It is, of course, a use of advanced technology that challenges the prerogatives of the world’s ‘conventional’ aircraft designers, with their predilection for speed and their consequent ‘attachment’ to large airports with long runways and their consequent need for the infrastructure of land communication/transport links. There will no doubt be a battle for future funding, with powerful vested interests playing a destructive part in this small company’s future.
It already has some (fairly paltry) UK Government and EU funding support but nothing like the money behind the aircraft industry giants, whose knowledge of their market competition and the dirty tricks of the financial world will challenge the highly motivated and enthusiastic men and women behind the Airlander project.

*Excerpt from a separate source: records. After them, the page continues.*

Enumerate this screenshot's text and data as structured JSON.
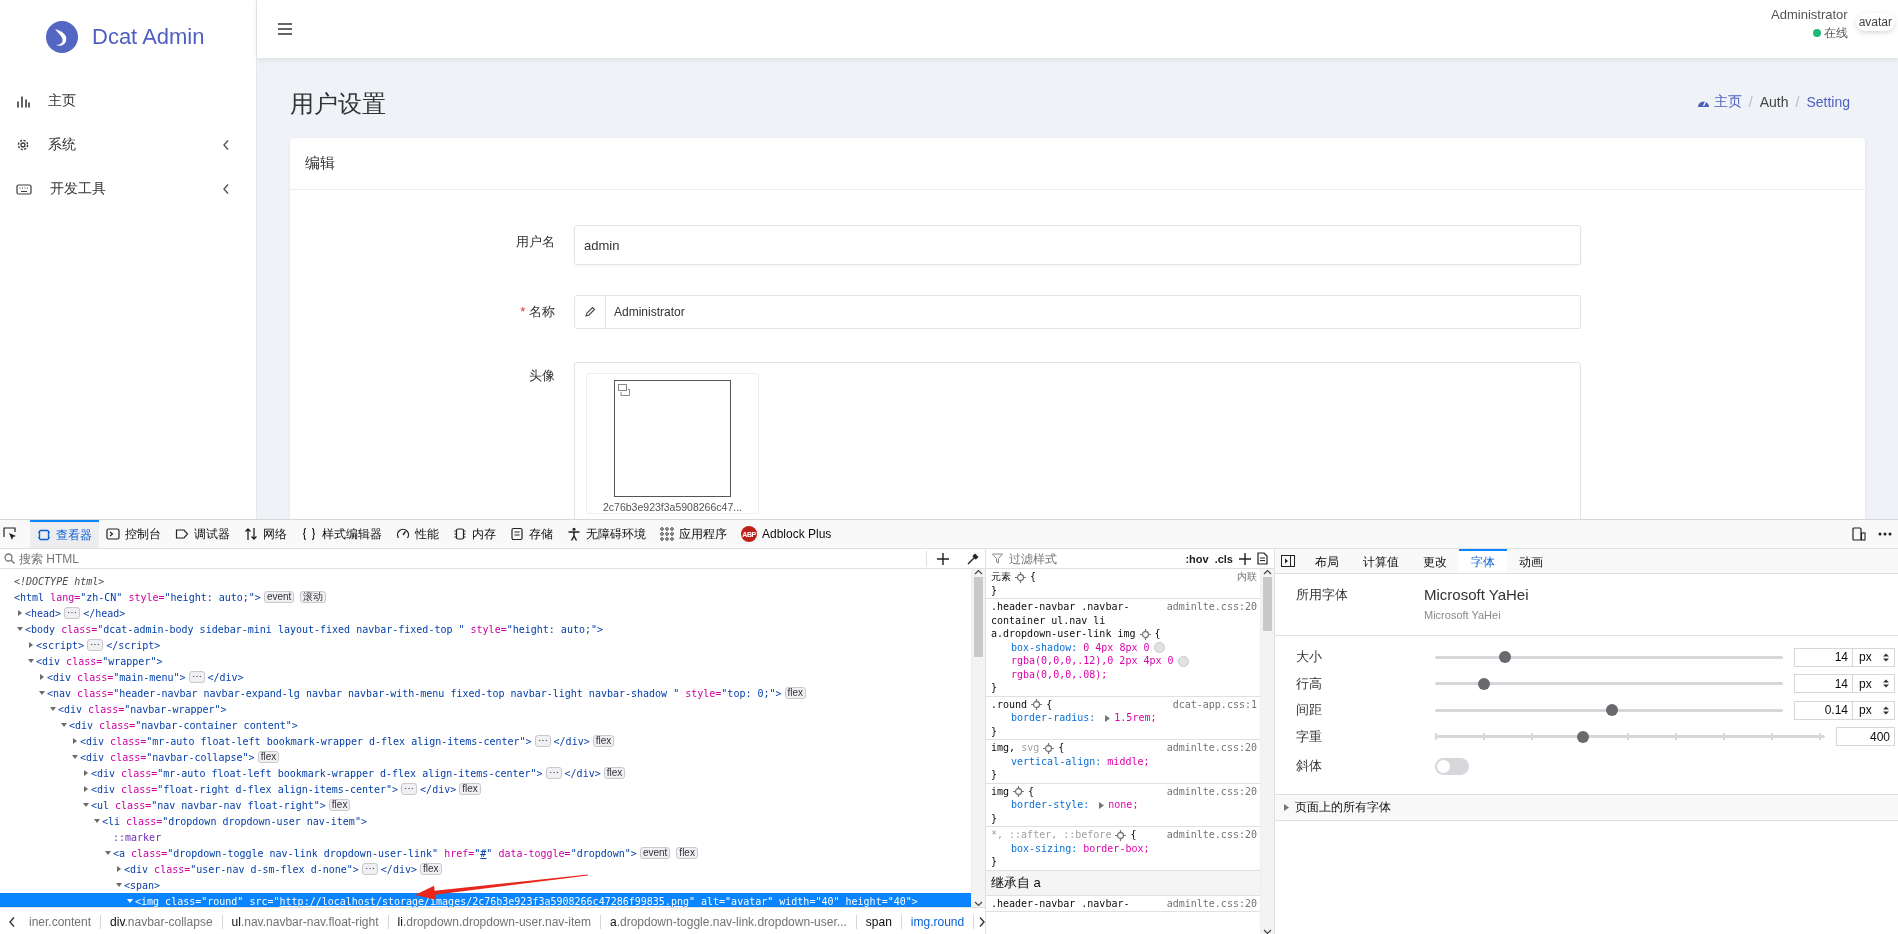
{
  "sidebar": {
    "logo": "Dcat Admin",
    "items": [
      {
        "label": "主页",
        "expandable": false
      },
      {
        "label": "系统",
        "expandable": true
      },
      {
        "label": "开发工具",
        "expandable": true
      }
    ]
  },
  "header": {
    "user_name": "Administrator",
    "status": "在线",
    "avatar_alt": "avatar"
  },
  "content": {
    "title": "用户设置",
    "breadcrumb": [
      {
        "kind": "link",
        "label": "主页"
      },
      {
        "kind": "separator",
        "label": "/"
      },
      {
        "kind": "text",
        "label": "Auth"
      },
      {
        "kind": "separator",
        "label": "/"
      },
      {
        "kind": "link",
        "label": "Setting"
      }
    ],
    "card": {
      "title": "编辑",
      "fields": [
        {
          "kind": "text",
          "label": "用户名",
          "value": "admin"
        },
        {
          "kind": "icon-text",
          "label": "名称",
          "mark": "*",
          "value": "Administrator"
        },
        {
          "kind": "image",
          "label": "头像",
          "file_name": "2c76b3e923f3a5908266c47..."
        }
      ]
    }
  },
  "devtools": {
    "toolbar": {
      "tabs": [
        {
          "label": "查看器",
          "selected": true
        },
        {
          "label": "控制台",
          "selected": false
        },
        {
          "label": "调试器",
          "selected": false
        },
        {
          "label": "网络",
          "selected": false
        },
        {
          "label": "样式编辑器",
          "selected": false
        },
        {
          "label": "性能",
          "selected": false
        },
        {
          "label": "内存",
          "selected": false
        },
        {
          "label": "存储",
          "selected": false
        },
        {
          "label": "无障碍环境",
          "selected": false
        },
        {
          "label": "应用程序",
          "selected": false
        },
        {
          "label": "Adblock Plus",
          "selected": false,
          "badge": "ABP"
        }
      ]
    },
    "inspector": {
      "search_placeholder": "搜索 HTML",
      "tree": [
        {
          "selected": false,
          "parts": [
            {
              "kind": "doctype",
              "text": "<!DOCTYPE html>"
            }
          ]
        },
        {
          "selected": false,
          "parts": [
            {
              "kind": "tag",
              "text": "<html"
            },
            {
              "kind": "attr",
              "text": " lang="
            },
            {
              "kind": "value",
              "text": "\"zh-CN\""
            },
            {
              "kind": "attr",
              "text": " style="
            },
            {
              "kind": "value",
              "text": "\"height: auto;\""
            },
            {
              "kind": "tag",
              "text": ">"
            },
            {
              "kind": "badge",
              "text": "event"
            },
            {
              "kind": "badge",
              "text": "滚动"
            }
          ],
          "children": [
            {
              "selected": false,
              "expanded": false,
              "parts": [
                {
                  "kind": "tag",
                  "text": "<head>"
                },
                {
                  "kind": "badge",
                  "text": "⋯"
                },
                {
                  "kind": "tag",
                  "text": "</head>"
                }
              ]
            },
            {
              "selected": false,
              "expanded": true,
              "parts": [
                {
                  "kind": "tag",
                  "text": "<body"
                },
                {
                  "kind": "attr",
                  "text": " class="
                },
                {
                  "kind": "value",
                  "text": "\"dcat-admin-body sidebar-mini layout-fixed navbar-fixed-top \""
                },
                {
                  "kind": "attr",
                  "text": " style="
                },
                {
                  "kind": "value",
                  "text": "\"height: auto;\""
                },
                {
                  "kind": "tag",
                  "text": ">"
                }
              ],
              "children": [
                {
                  "selected": false,
                  "expanded": false,
                  "parts": [
                    {
                      "kind": "tag",
                      "text": "<script>"
                    },
                    {
                      "kind": "badge",
                      "text": "⋯"
                    },
                    {
                      "kind": "tag",
                      "text": "</script>"
                    }
                  ]
                },
                {
                  "selected": false,
                  "expanded": true,
                  "parts": [
                    {
                      "kind": "tag",
                      "text": "<div"
                    },
                    {
                      "kind": "attr",
                      "text": " class="
                    },
                    {
                      "kind": "value",
                      "text": "\"wrapper\""
                    },
                    {
                      "kind": "tag",
                      "text": ">"
                    }
                  ],
                  "children": [
                    {
                      "selected": false,
                      "expanded": false,
                      "parts": [
                        {
                          "kind": "tag",
                          "text": "<div"
                        },
                        {
                          "kind": "attr",
                          "text": " class="
                        },
                        {
                          "kind": "value",
                          "text": "\"main-menu\""
                        },
                        {
                          "kind": "tag",
                          "text": ">"
                        },
                        {
                          "kind": "badge",
                          "text": "⋯"
                        },
                        {
                          "kind": "tag",
                          "text": "</div>"
                        }
                      ]
                    },
                    {
                      "selected": false,
                      "expanded": true,
                      "parts": [
                        {
                          "kind": "tag",
                          "text": "<nav"
                        },
                        {
                          "kind": "attr",
                          "text": " class="
                        },
                        {
                          "kind": "value",
                          "text": "\"header-navbar navbar-expand-lg navbar navbar-with-menu fixed-top navbar-light navbar-shadow \""
                        },
                        {
                          "kind": "attr",
                          "text": " style="
                        },
                        {
                          "kind": "value",
                          "text": "\"top: 0;\""
                        },
                        {
                          "kind": "tag",
                          "text": ">"
                        },
                        {
                          "kind": "badge",
                          "text": "flex"
                        }
                      ],
                      "children": [
                        {
                          "selected": false,
                          "expanded": true,
                          "parts": [
                            {
                              "kind": "tag",
                              "text": "<div"
                            },
                            {
                              "kind": "attr",
                              "text": " class="
                            },
                            {
                              "kind": "value",
                              "text": "\"navbar-wrapper\""
                            },
                            {
                              "kind": "tag",
                              "text": ">"
                            }
                          ],
                          "children": [
                            {
                              "selected": false,
                              "expanded": true,
                              "parts": [
                                {
                                  "kind": "tag",
                                  "text": "<div"
                                },
                                {
                                  "kind": "attr",
                                  "text": " class="
                                },
                                {
                                  "kind": "value",
                                  "text": "\"navbar-container content\""
                                },
                                {
                                  "kind": "tag",
                                  "text": ">"
                                }
                              ],
                              "children": [
                                {
                                  "selected": false,
                                  "expanded": false,
                                  "parts": [
                                    {
                                      "kind": "tag",
                                      "text": "<div"
                                    },
                                    {
                                      "kind": "attr",
                                      "text": " class="
                                    },
                                    {
                                      "kind": "value",
                                      "text": "\"mr-auto float-left bookmark-wrapper d-flex align-items-center\""
                                    },
                                    {
                                      "kind": "tag",
                                      "text": ">"
                                    },
                                    {
                                      "kind": "badge",
                                      "text": "⋯"
                                    },
                                    {
                                      "kind": "tag",
                                      "text": "</div>"
                                    },
                                    {
                                      "kind": "badge",
                                      "text": "flex"
                                    }
                                  ]
                                },
                                {
                                  "selected": false,
                                  "expanded": true,
                                  "parts": [
                                    {
                                      "kind": "tag",
                                      "text": "<div"
                                    },
                                    {
                                      "kind": "attr",
                                      "text": " class="
                                    },
                                    {
                                      "kind": "value",
                                      "text": "\"navbar-collapse\""
                                    },
                                    {
                                      "kind": "tag",
                                      "text": ">"
                                    },
                                    {
                                      "kind": "badge",
                                      "text": "flex"
                                    }
                                  ],
                                  "children": [
                                    {
                                      "selected": false,
                                      "expanded": false,
                                      "parts": [
                                        {
                                          "kind": "tag",
                                          "text": "<div"
                                        },
                                        {
                                          "kind": "attr",
                                          "text": " class="
                                        },
                                        {
                                          "kind": "value",
                                          "text": "\"mr-auto float-left bookmark-wrapper d-flex align-items-center\""
                                        },
                                        {
                                          "kind": "tag",
                                          "text": ">"
                                        },
                                        {
                                          "kind": "badge",
                                          "text": "⋯"
                                        },
                                        {
                                          "kind": "tag",
                                          "text": "</div>"
                                        },
                                        {
                                          "kind": "badge",
                                          "text": "flex"
                                        }
                                      ]
                                    },
                                    {
                                      "selected": false,
                                      "expanded": false,
                                      "parts": [
                                        {
                                          "kind": "tag",
                                          "text": "<div"
                                        },
                                        {
                                          "kind": "attr",
                                          "text": " class="
                                        },
                                        {
                                          "kind": "value",
                                          "text": "\"float-right d-flex align-items-center\""
                                        },
                                        {
                                          "kind": "tag",
                                          "text": ">"
                                        },
                                        {
                                          "kind": "badge",
                                          "text": "⋯"
                                        },
                                        {
                                          "kind": "tag",
                                          "text": "</div>"
                                        },
                                        {
                                          "kind": "badge",
                                          "text": "flex"
                                        }
                                      ]
                                    },
                                    {
                                      "selected": false,
                                      "expanded": true,
                                      "parts": [
                                        {
                                          "kind": "tag",
                                          "text": "<ul"
                                        },
                                        {
                                          "kind": "attr",
                                          "text": " class="
                                        },
                                        {
                                          "kind": "value",
                                          "text": "\"nav navbar-nav float-right\""
                                        },
                                        {
                                          "kind": "tag",
                                          "text": ">"
                                        },
                                        {
                                          "kind": "badge",
                                          "text": "flex"
                                        }
                                      ],
                                      "children": [
                                        {
                                          "selected": false,
                                          "expanded": true,
                                          "parts": [
                                            {
                                              "kind": "tag",
                                              "text": "<li"
                                            },
                                            {
                                              "kind": "attr",
                                              "text": " class="
                                            },
                                            {
                                              "kind": "value",
                                              "text": "\"dropdown dropdown-user nav-item\""
                                            },
                                            {
                                              "kind": "tag",
                                              "text": ">"
                                            }
                                          ],
                                          "children": [
                                            {
                                              "selected": false,
                                              "parts": [
                                                {
                                                  "kind": "pseudo",
                                                  "text": "::marker"
                                                }
                                              ]
                                            },
                                            {
                                              "selected": false,
                                              "expanded": true,
                                              "parts": [
                                                {
                                                  "kind": "tag",
                                                  "text": "<a"
                                                },
                                                {
                                                  "kind": "attr",
                                                  "text": " class="
                                                },
                                                {
                                                  "kind": "value",
                                                  "text": "\"dropdown-toggle nav-link dropdown-user-link\""
                                                },
                                                {
                                                  "kind": "attr",
                                                  "text": " href="
                                                },
                                                {
                                                  "kind": "value",
                                                  "text": "\""
                                                },
                                                {
                                                  "kind": "link",
                                                  "text": "#"
                                                },
                                                {
                                                  "kind": "value",
                                                  "text": "\""
                                                },
                                                {
                                                  "kind": "attr",
                                                  "text": " data-toggle="
                                                },
                                                {
                                                  "kind": "value",
                                                  "text": "\"dropdown\""
                                                },
                                                {
                                                  "kind": "tag",
                                                  "text": ">"
                                                },
                                                {
                                                  "kind": "badge",
                                                  "text": "event"
                                                },
                                                {
                                                  "kind": "badge",
                                                  "text": "flex"
                                                }
                                              ],
                                              "children": [
                                                {
                                                  "selected": false,
                                                  "expanded": false,
                                                  "parts": [
                                                    {
                                                      "kind": "tag",
                                                      "text": "<div"
                                                    },
                                                    {
                                                      "kind": "attr",
                                                      "text": " class="
                                                    },
                                                    {
                                                      "kind": "value",
                                                      "text": "\"user-nav d-sm-flex d-none\""
                                                    },
                                                    {
                                                      "kind": "tag",
                                                      "text": ">"
                                                    },
                                                    {
                                                      "kind": "badge",
                                                      "text": "⋯"
                                                    },
                                                    {
                                                      "kind": "tag",
                                                      "text": "</div>"
                                                    },
                                                    {
                                                      "kind": "badge",
                                                      "text": "flex"
                                                    }
                                                  ]
                                                },
                                                {
                                                  "selected": false,
                                                  "expanded": true,
                                                  "parts": [
                                                    {
                                                      "kind": "tag",
                                                      "text": "<span>"
                                                    }
                                                  ],
                                                  "children": [
                                                    {
                                                      "selected": true,
                                                      "expanded": true,
                                                      "parts": [
                                                        {
                                                          "kind": "tag",
                                                          "text": "<img"
                                                        },
                                                        {
                                                          "kind": "attr",
                                                          "text": " class="
                                                        },
                                                        {
                                                          "kind": "value",
                                                          "text": "\"round\""
                                                        },
                                                        {
                                                          "kind": "attr",
                                                          "text": " src="
                                                        },
                                                        {
                                                          "kind": "value",
                                                          "text": "\""
                                                        },
                                                        {
                                                          "kind": "link",
                                                          "text": "http://localhost/storage/images/2c76b3e923f3a5908266c47286f99835.png"
                                                        },
                                                        {
                                                          "kind": "value",
                                                          "text": "\""
                                                        },
                                                        {
                                                          "kind": "attr",
                                                          "text": " alt="
                                                        },
                                                        {
                                                          "kind": "value",
                                                          "text": "\"avatar\""
                                                        },
                                                        {
                                                          "kind": "attr",
                                                          "text": " width="
                                                        },
                                                        {
                                                          "kind": "value",
                                                          "text": "\"40\""
                                                        },
                                                        {
                                                          "kind": "attr",
                                                          "text": " height="
                                                        },
                                                        {
                                                          "kind": "value",
                                                          "text": "\"40\""
                                                        },
                                                        {
                                                          "kind": "tag",
                                                          "text": ">"
                                                        }
                                                      ]
                                                    }
                                                  ]
                                                }
                                              ]
                                            }
                                          ]
                                        }
                                      ]
                                    }
                                  ]
                                }
                              ]
                            }
                          ]
                        }
                      ]
                    }
                  ]
                }
              ]
            }
          ]
        }
      ],
      "breadcrumb": [
        {
          "text": "iner.content",
          "selected": false
        },
        {
          "tag": "div",
          "text": ".navbar-collapse",
          "selected": false
        },
        {
          "tag": "ul",
          "text": ".nav.navbar-nav.float-right",
          "selected": false
        },
        {
          "tag": "li",
          "text": ".dropdown.dropdown-user.nav-item",
          "selected": false
        },
        {
          "tag": "a",
          "text": ".dropdown-toggle.nav-link.dropdown-user...",
          "selected": false
        },
        {
          "tag": "span",
          "selected": false
        },
        {
          "tag": "img",
          "text": ".round",
          "selected": true
        }
      ]
    },
    "rules": {
      "filter_placeholder": "过滤样式",
      "hov": ":hov",
      "cls": ".cls",
      "rules": [
        {
          "kind": "rule",
          "selector": [
            {
              "text": "元素",
              "matched": true
            }
          ],
          "source": "内联",
          "open": "{",
          "close": "}"
        },
        {
          "kind": "rule",
          "selector": [
            {
              "text": ".header-navbar .navbar-container ul.nav li a.dropdown-user-link img",
              "matched": true
            }
          ],
          "source": "adminlte.css:20",
          "open": "{",
          "close": "}",
          "declarations": [
            {
              "property": "box-shadow:",
              "expandable": false,
              "value": [
                {
                  "text": "0 4px 8px 0",
                  "swatch": true
                },
                {
                  "text": "rgba(0,0,0,.12),0 2px 4px 0",
                  "swatch": true
                },
                {
                  "text": "rgba(0,0,0,.08);",
                  "swatch": false
                }
              ]
            }
          ]
        },
        {
          "kind": "rule",
          "selector": [
            {
              "text": ".round",
              "matched": true
            }
          ],
          "source": "dcat-app.css:1",
          "open": "{",
          "close": "}",
          "declarations": [
            {
              "property": "border-radius:",
              "expandable": true,
              "value": [
                {
                  "text": "1.5rem;",
                  "swatch": false
                }
              ]
            }
          ]
        },
        {
          "kind": "rule",
          "selector": [
            {
              "text": "img,",
              "matched": true
            },
            {
              "text": "svg",
              "matched": false
            }
          ],
          "source": "adminlte.css:20",
          "open": "{",
          "close": "}",
          "declarations": [
            {
              "property": "vertical-align:",
              "expandable": false,
              "value": [
                {
                  "text": "middle;",
                  "swatch": false
                }
              ]
            }
          ]
        },
        {
          "kind": "rule",
          "selector": [
            {
              "text": "img",
              "matched": true
            }
          ],
          "source": "adminlte.css:20",
          "open": "{",
          "close": "}",
          "declarations": [
            {
              "property": "border-style:",
              "expandable": true,
              "value": [
                {
                  "text": "none;",
                  "swatch": false
                }
              ]
            }
          ]
        },
        {
          "kind": "rule",
          "selector": [
            {
              "text": "*, ::after, ::before",
              "matched": false
            }
          ],
          "source": "adminlte.css:20",
          "open": "{",
          "close": "}",
          "declarations": [
            {
              "property": "box-sizing:",
              "expandable": false,
              "value": [
                {
                  "text": "border-box;",
                  "swatch": false
                }
              ]
            }
          ]
        },
        {
          "kind": "inherited",
          "label": "继承自 a"
        },
        {
          "kind": "rule",
          "selector": [
            {
              "text": ".header-navbar .navbar-",
              "matched": true
            }
          ],
          "source": "adminlte.css:20"
        }
      ]
    },
    "fonts": {
      "tabs": [
        {
          "label": "布局",
          "selected": false
        },
        {
          "label": "计算值",
          "selected": false
        },
        {
          "label": "更改",
          "selected": false
        },
        {
          "label": "字体",
          "selected": true
        },
        {
          "label": "动画",
          "selected": false
        }
      ],
      "used_label": "所用字体",
      "font_name": "Microsoft YaHei",
      "font_source": "Microsoft YaHei",
      "settings": [
        {
          "kind": "slider",
          "label": "大小",
          "level": 0.2,
          "value": "14",
          "unit": "px"
        },
        {
          "kind": "slider",
          "label": "行高",
          "level": 0.14,
          "value": "14",
          "unit": "px"
        },
        {
          "kind": "slider",
          "label": "间距",
          "level": 0.51,
          "value": "0.14",
          "unit": "px"
        },
        {
          "kind": "ticked-slider",
          "label": "字重",
          "level": 0.38,
          "value": "400"
        },
        {
          "kind": "toggle",
          "label": "斜体",
          "on": false
        }
      ],
      "all_fonts": "页面上的所有字体"
    }
  }
}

I would urge you, people, to get behind this imaginative and innovative project. It is definitely not a backward step towards the R101 and Hindenberg days of clumsy and potentially dangerous dirigibles. It’s a project that should appeal to everyone interested in a future of clear blue skies (fewer con trails), less obsession with speed, less consumption of carbon-based fuels, cleaner air (fewer giant airliners dumping unwanted, unburnt fuel into the upper atmosphere, to say nothing of their exhaust fumes).
Better still, it’s a British project in origin (despite it’s brief love affair with the US Airforce development program). It has advantages over its competition but needs backing to stay ahead in what could well be the new way ahead for modern aviation.
I wish them luck.